However, no matter how tired, busy, or stressed I am, I always make a point to connect with a person that I feel will give me some life, energy or hope. In fact, when I’m especially drained, I seek out interactions with people like that to replenish my soul.
Jonah knew that Nineveh was needy. A pagan city needs more than a prophetic message – they need an everyday pastor. It’s one thing to preach repentance, it’s another thing to sort through its mess.
Jonah was mad that God took away his plant and gave him sunburn. He valued the plant more than he valued the people of Nineveh. The plant provided him a service while the people required a service of him.
A Church of ridiculous love puts the people before the plant. It’s the kind of Church that looks to serve before being served.
I want us to grow in our capacity to love – especially when it’s inconvenient.
“Teach us to realize the brevity of life, so that we may grow in wisdom.” Psalm 90:12 (NLT)
You have probably heard, or even experienced, that the older you get the faster time seems to pass by. This is so true. The bible says that our lives are like grass that grows up and then withers away (Ps 103:15-16; 1 Peter 1:24). In light of how long eternity is, spanning all of history and far into the future, our average lifespan of 70-80 years is but a blip on the timeline.

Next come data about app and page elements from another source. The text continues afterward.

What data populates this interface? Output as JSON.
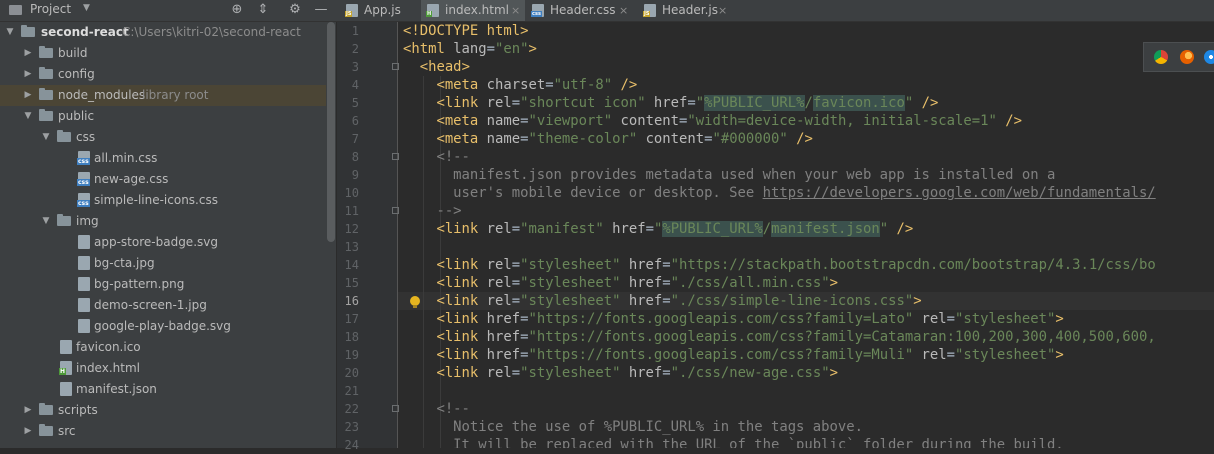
{
  "sidebar": {
    "title": "Project",
    "tools": [
      "target-icon",
      "collapse-icon",
      "gear-icon",
      "minimize-icon"
    ],
    "tree": [
      {
        "label": "second-react",
        "extra": "C:\\Users\\kitri-02\\second-react",
        "type": "folder",
        "expanded": true
      },
      {
        "label": "build",
        "type": "folder",
        "expanded": false
      },
      {
        "label": "config",
        "type": "folder",
        "expanded": false
      },
      {
        "label": "node_modules",
        "extra": "library root",
        "type": "folder",
        "expanded": false
      },
      {
        "label": "public",
        "type": "folder",
        "expanded": true
      },
      {
        "label": "css",
        "type": "folder",
        "expanded": true
      },
      {
        "label": "all.min.css",
        "type": "css"
      },
      {
        "label": "new-age.css",
        "type": "css"
      },
      {
        "label": "simple-line-icons.css",
        "type": "css"
      },
      {
        "label": "img",
        "type": "folder",
        "expanded": true
      },
      {
        "label": "app-store-badge.svg",
        "type": "file"
      },
      {
        "label": "bg-cta.jpg",
        "type": "file"
      },
      {
        "label": "bg-pattern.png",
        "type": "file"
      },
      {
        "label": "demo-screen-1.jpg",
        "type": "file"
      },
      {
        "label": "google-play-badge.svg",
        "type": "file"
      },
      {
        "label": "favicon.ico",
        "type": "file"
      },
      {
        "label": "index.html",
        "type": "html"
      },
      {
        "label": "manifest.json",
        "type": "file"
      },
      {
        "label": "scripts",
        "type": "folder",
        "expanded": false
      },
      {
        "label": "src",
        "type": "folder",
        "expanded": false
      }
    ]
  },
  "tabs": [
    {
      "label": "App.js",
      "file_type": "js",
      "active": false
    },
    {
      "label": "index.html",
      "file_type": "html",
      "active": true
    },
    {
      "label": "Header.css",
      "file_type": "css",
      "active": false
    },
    {
      "label": "Header.js",
      "file_type": "js",
      "active": false
    }
  ],
  "editor": {
    "current_line": 16,
    "line_numbers": [
      "1",
      "2",
      "3",
      "4",
      "5",
      "6",
      "7",
      "8",
      "9",
      "10",
      "11",
      "12",
      "13",
      "14",
      "15",
      "16",
      "17",
      "18",
      "19",
      "20",
      "21",
      "22",
      "23",
      "24"
    ],
    "lines": [
      "<!DOCTYPE html>",
      "<html lang=\"en\">",
      "  <head>",
      "    <meta charset=\"utf-8\" />",
      "    <link rel=\"shortcut icon\" href=\"%PUBLIC_URL%/favicon.ico\" />",
      "    <meta name=\"viewport\" content=\"width=device-width, initial-scale=1\" />",
      "    <meta name=\"theme-color\" content=\"#000000\" />",
      "    <!--",
      "      manifest.json provides metadata used when your web app is installed on a",
      "      user's mobile device or desktop. See https://developers.google.com/web/fundamentals/",
      "    -->",
      "    <link rel=\"manifest\" href=\"%PUBLIC_URL%/manifest.json\" />",
      "",
      "    <link rel=\"stylesheet\" href=\"https://stackpath.bootstrapcdn.com/bootstrap/4.3.1/css/bo",
      "    <link rel=\"stylesheet\" href=\"./css/all.min.css\">",
      "    <link rel=\"stylesheet\" href=\"./css/simple-line-icons.css\">",
      "    <link href=\"https://fonts.googleapis.com/css?family=Lato\" rel=\"stylesheet\">",
      "    <link href=\"https://fonts.googleapis.com/css?family=Catamaran:100,200,300,400,500,600,",
      "    <link href=\"https://fonts.googleapis.com/css?family=Muli\" rel=\"stylesheet\">",
      "    <link rel=\"stylesheet\" href=\"./css/new-age.css\">",
      "",
      "    <!--",
      "      Notice the use of %PUBLIC_URL% in the tags above.",
      "      It will be replaced with the URL of the `public` folder during the build."
    ]
  },
  "browsers": [
    "chrome-icon",
    "firefox-icon",
    "safari-icon"
  ]
}
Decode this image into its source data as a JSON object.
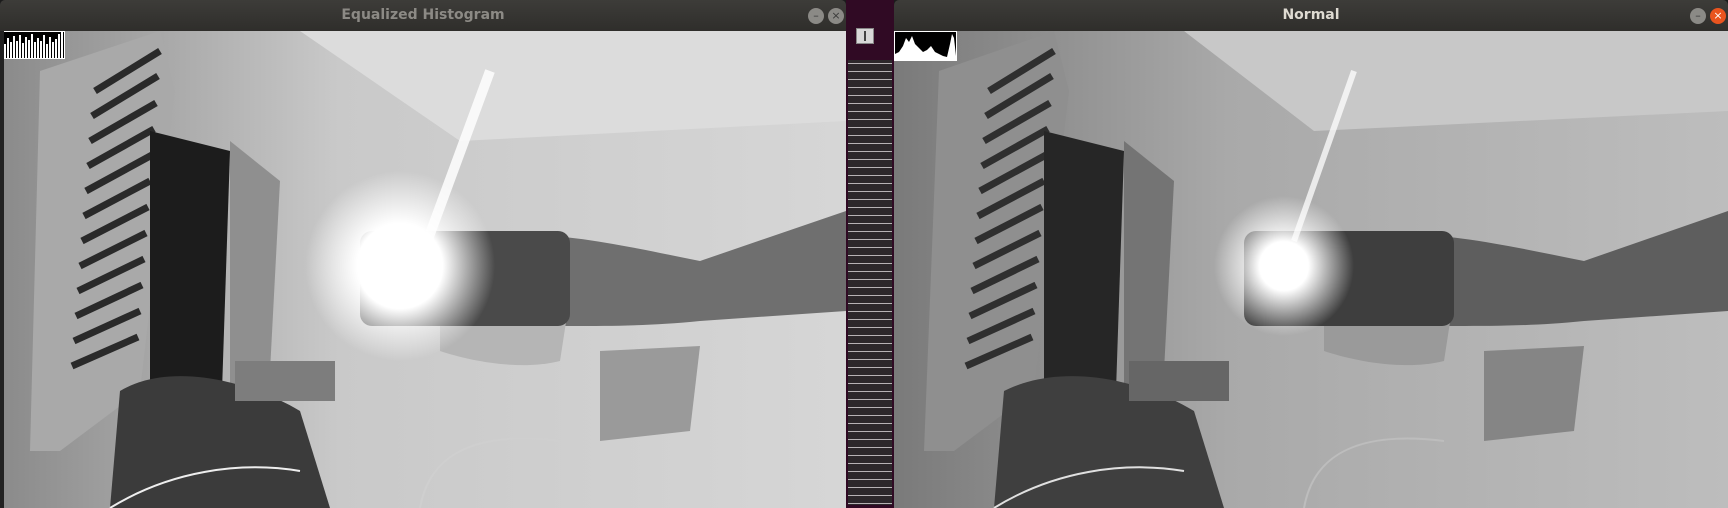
{
  "windows": {
    "left": {
      "title": "Equalized Histogram",
      "buttons": [
        "minimize-icon",
        "close-icon"
      ]
    },
    "right": {
      "title": "Normal",
      "buttons": [
        "minimize-icon",
        "close-icon"
      ]
    }
  },
  "terminal": {
    "icon": "split-view-icon"
  },
  "colors": {
    "titlebar": "#3a3936",
    "close_active": "#e9541f",
    "terminal_bg": "#300a24"
  }
}
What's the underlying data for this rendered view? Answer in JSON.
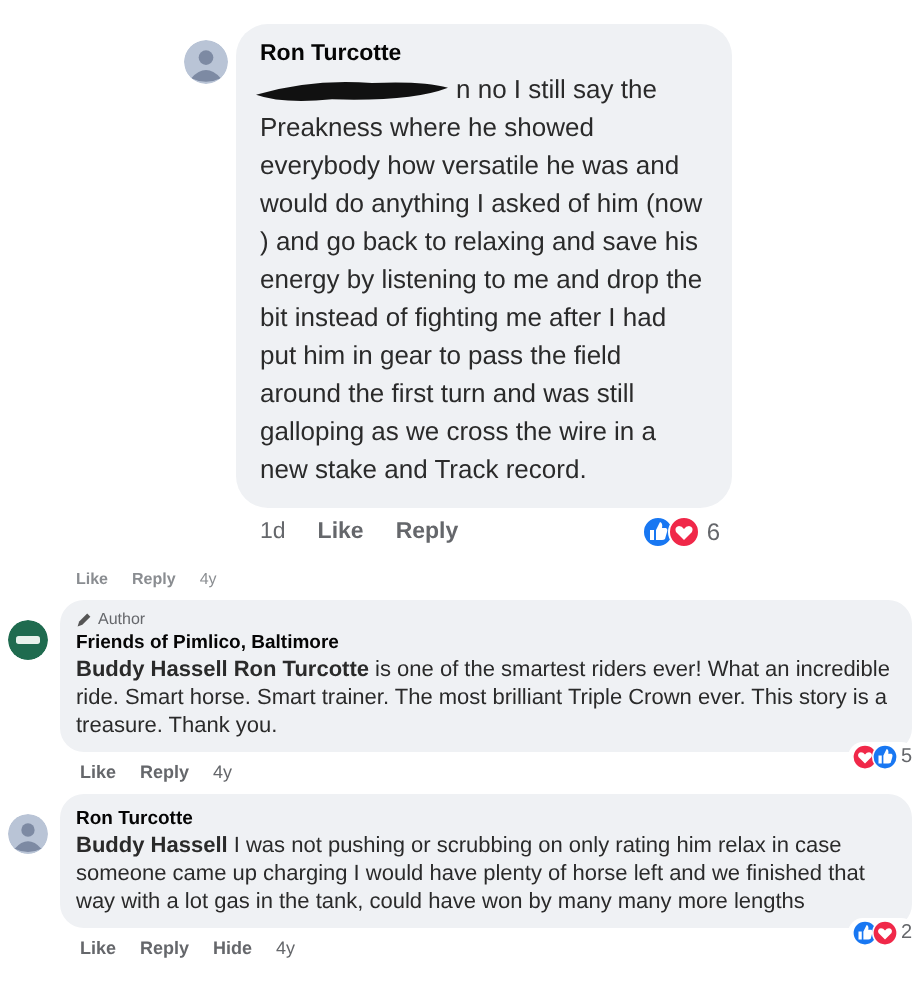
{
  "comments": [
    {
      "kind": "large",
      "avatar": {
        "kind": "photo"
      },
      "name": "Ron Turcotte",
      "redacted_tail": "n no I still say the",
      "text": "Preakness where he showed everybody how versatile he was and would do anything I asked of him (now ) and go back to relaxing and save his energy by listening to me and drop the bit instead of fighting me after I had put him in gear to pass the field around the first turn and was still galloping as we cross the wire in a new stake and Track record.",
      "meta": [
        {
          "kind": "time",
          "label": "1d"
        },
        {
          "kind": "action",
          "label": "Like"
        },
        {
          "kind": "action",
          "label": "Reply"
        }
      ],
      "reactions": [
        {
          "kind": "like"
        },
        {
          "kind": "love"
        }
      ],
      "count": "6"
    },
    {
      "kind": "cut",
      "meta": [
        {
          "kind": "action",
          "label": "Like"
        },
        {
          "kind": "action",
          "label": "Reply"
        },
        {
          "kind": "time",
          "label": "4y"
        }
      ]
    },
    {
      "kind": "compact",
      "avatar": {
        "kind": "logo"
      },
      "author_badge": "Author",
      "name": "Friends of Pimlico, Baltimore",
      "text": "**Buddy Hassell Ron Turcotte** is one of the smartest riders ever! What an incredible ride. Smart horse. Smart trainer. The most brilliant Triple Crown ever. This story is a treasure. Thank you.",
      "meta": [
        {
          "kind": "action",
          "label": "Like"
        },
        {
          "kind": "action",
          "label": "Reply"
        },
        {
          "kind": "time",
          "label": "4y"
        }
      ],
      "reactions": [
        {
          "kind": "love"
        },
        {
          "kind": "like"
        }
      ],
      "count": "5"
    },
    {
      "kind": "compact",
      "avatar": {
        "kind": "photo"
      },
      "name": "Ron Turcotte",
      "text": "**Buddy Hassell** I was not pushing or scrubbing on only rating him relax in case someone came up charging I would have plenty of horse left and we finished that way with a lot gas in the tank, could have won by many many more lengths",
      "meta": [
        {
          "kind": "action",
          "label": "Like"
        },
        {
          "kind": "action",
          "label": "Reply"
        },
        {
          "kind": "action",
          "label": "Hide"
        },
        {
          "kind": "time",
          "label": "4y"
        }
      ],
      "reactions": [
        {
          "kind": "like"
        },
        {
          "kind": "love"
        }
      ],
      "count": "2"
    }
  ]
}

This is why this Psalm of Moses (who lived 120 years and still saw his life as brief) says that there is wisdom in recognizing this fact. When we understand the brevity of life, we focus in on what is important. We also eliminate the things that are not so important. We focus on our eternal home and growing, rather than our physical homes or physical treasures. Our eternal home will be filled with people who trust Jesus with their lives and have followed him. An eternal focus informs our choices for each day as well as our goals in life. Don’t get me wrong, this doesn’t mean that an eternal focus will mean a super-serious approach to life – part of relationship with God and others is simply enjoying each other’s company and sharing experiences and laughter. But it will mean focusing on relationships that will last for eternity and who we will bring with us….everything else stays here.
So how does the brevity of your life affect your choices today, this week, this month?
Lord, please teach us to number our days.
“You are the salt of the earth.” Matthew 5:13
Summertime means many things. For our family it means baseball, swimming, and cookouts. Our kids’ favorite side dish is corn on the cob. For us though, corn is not complete without salt, it makes dinner better. Some say salt makes everything better.
For our world, salt is one of the most widely used seasonings. Choose your favorite steak and one of the first seasonings of choice is salt. When used properly, it preserves, influences and distinguishes the best flavors and qualities of many foods.
Stott warns, “left alone, our world cannot stop itself from going bad.” This is true when Jesus spoke the words to his followers and it is true today. Our world desperately needs an influence that preserves, distinguishes, and redeems it. That influence is Jesus.
Author Larry Osborne says, “Without contact, there can be no impact.” If we are to be, “a fearless church of Christ-followers whose ridiculous love and dangerous witness are irresistible,” we must influence the world around us. The most powerful influence in our world today is a Christ-follower. How can you season the world around you?